Where’s the Blog?
You may have noticed a singular lack of posting last Monday. That was due to an interesting confluence of events:
- Reading this article about “stopping the glorification of busy”
- Reading the Holstee Manifesto again.
- Considering the idea of trying to get more sleep- or at least, listening to what my body wanted in terms of sleep, instead of what my alarm clock dictated.
- Having an extraordinarily busy work day myself.
- Getting an opportunity to plan a “work retreat” and realizing I didn’t know where to begin.”
- Reading a letter from a friend who’s starting med school, writing about three blogs and a couple of podcasts, beginning to travel and teach, going through family difficulties…and yet she apologizes for possibly not doing NaNoWriMo this year. In case you forgot, that’s where you write a 50,000 word novel in a month.
What did all of this mean? It meant that I realized that I have gone, in the 20 months or so of writing this blog, from writing three times a week because I had so much to say to trying desperately to come up with something to say three times a week.
In other words, I was sacrificing quality for quantity. Could I find something to say about love, life, or practice every week? Certainly. The question is: would what I had to say really be better than what other people said? There’s no shortage of personal development blogs out there; is my voice really needed?
The answer is not “no”.
The answer is “sometimes.” I have things to say; I have thoughts to think, and I’m not going to stop perusing all the same TED Talks (this one might save your life, in fact) and personal development blogs and more. And when I have things that are worth sharing, I promise, they will be here.
But I will let authentic growth drive the content and the content drive the blog; not some arbitrary schedule.
I’m heartened by the fact that other great bloggers and great writers have made major changes in the way they work. Following their example, I hope to make both your time and mine here on LoveLifePractice more worthwhile.

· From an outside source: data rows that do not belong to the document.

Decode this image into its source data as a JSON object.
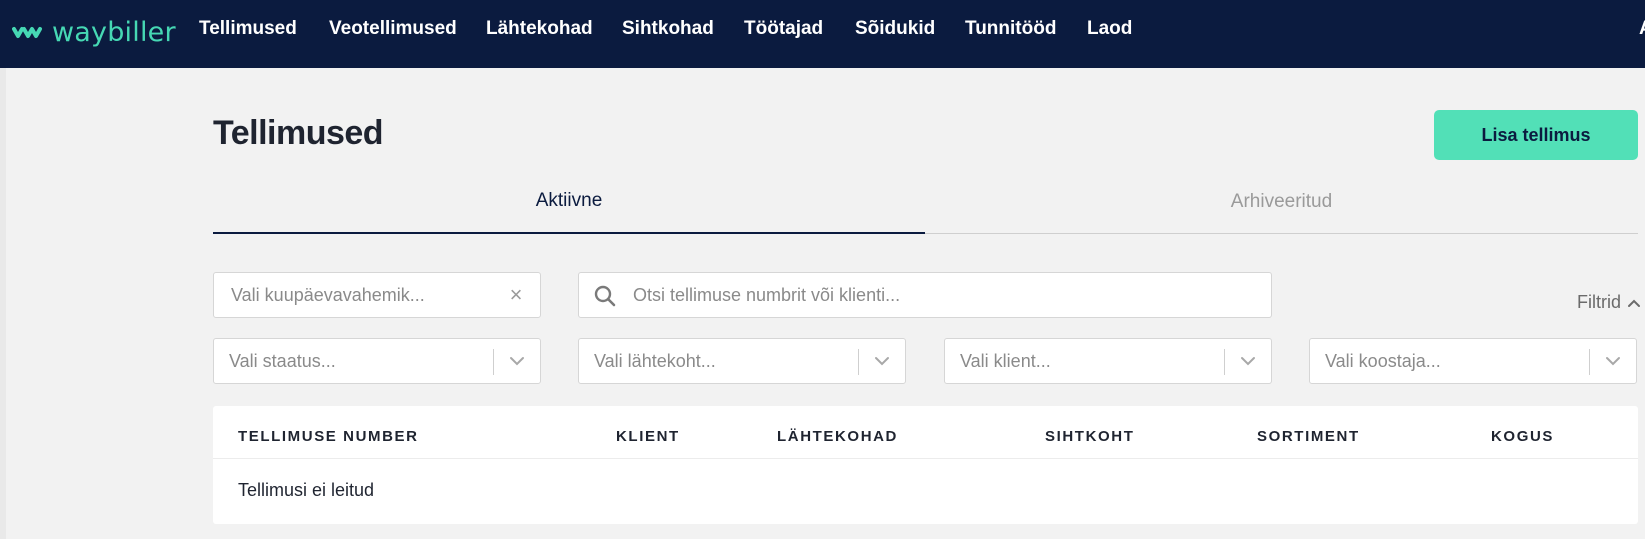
{
  "app": {
    "logo_text": "waybiller"
  },
  "nav": {
    "items": [
      {
        "label": "Tellimused"
      },
      {
        "label": "Veotellimused"
      },
      {
        "label": "Lähtekohad"
      },
      {
        "label": "Sihtkohad"
      },
      {
        "label": "Töötajad"
      },
      {
        "label": "Sõidukid"
      },
      {
        "label": "Tunnitööd"
      },
      {
        "label": "Laod"
      }
    ],
    "overflow_label": "A"
  },
  "page": {
    "title": "Tellimused",
    "add_button": "Lisa tellimus"
  },
  "tabs": [
    {
      "label": "Aktiivne",
      "active": true
    },
    {
      "label": "Arhiveeritud",
      "active": false
    }
  ],
  "filters": {
    "date_placeholder": "Vali kuupäevavahemik...",
    "search_placeholder": "Otsi tellimuse numbrit või klienti...",
    "toggle_label": "Filtrid",
    "status_placeholder": "Vali staatus...",
    "origin_placeholder": "Vali lähtekoht...",
    "client_placeholder": "Vali klient...",
    "creator_placeholder": "Vali koostaja..."
  },
  "table": {
    "columns": [
      "TELLIMUSE NUMBER",
      "KLIENT",
      "LÄHTEKOHAD",
      "SIHTKOHT",
      "SORTIMENT",
      "KOGUS"
    ],
    "empty_text": "Tellimusi ei leitud"
  },
  "colors": {
    "nav_bg": "#0b1b3f",
    "accent": "#52e0b7",
    "logo": "#46d8b4",
    "page_bg": "#f2f2f2"
  }
}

“It’s crucial to know what you have to do as opposed to everything you could do.” – Meredith Fineman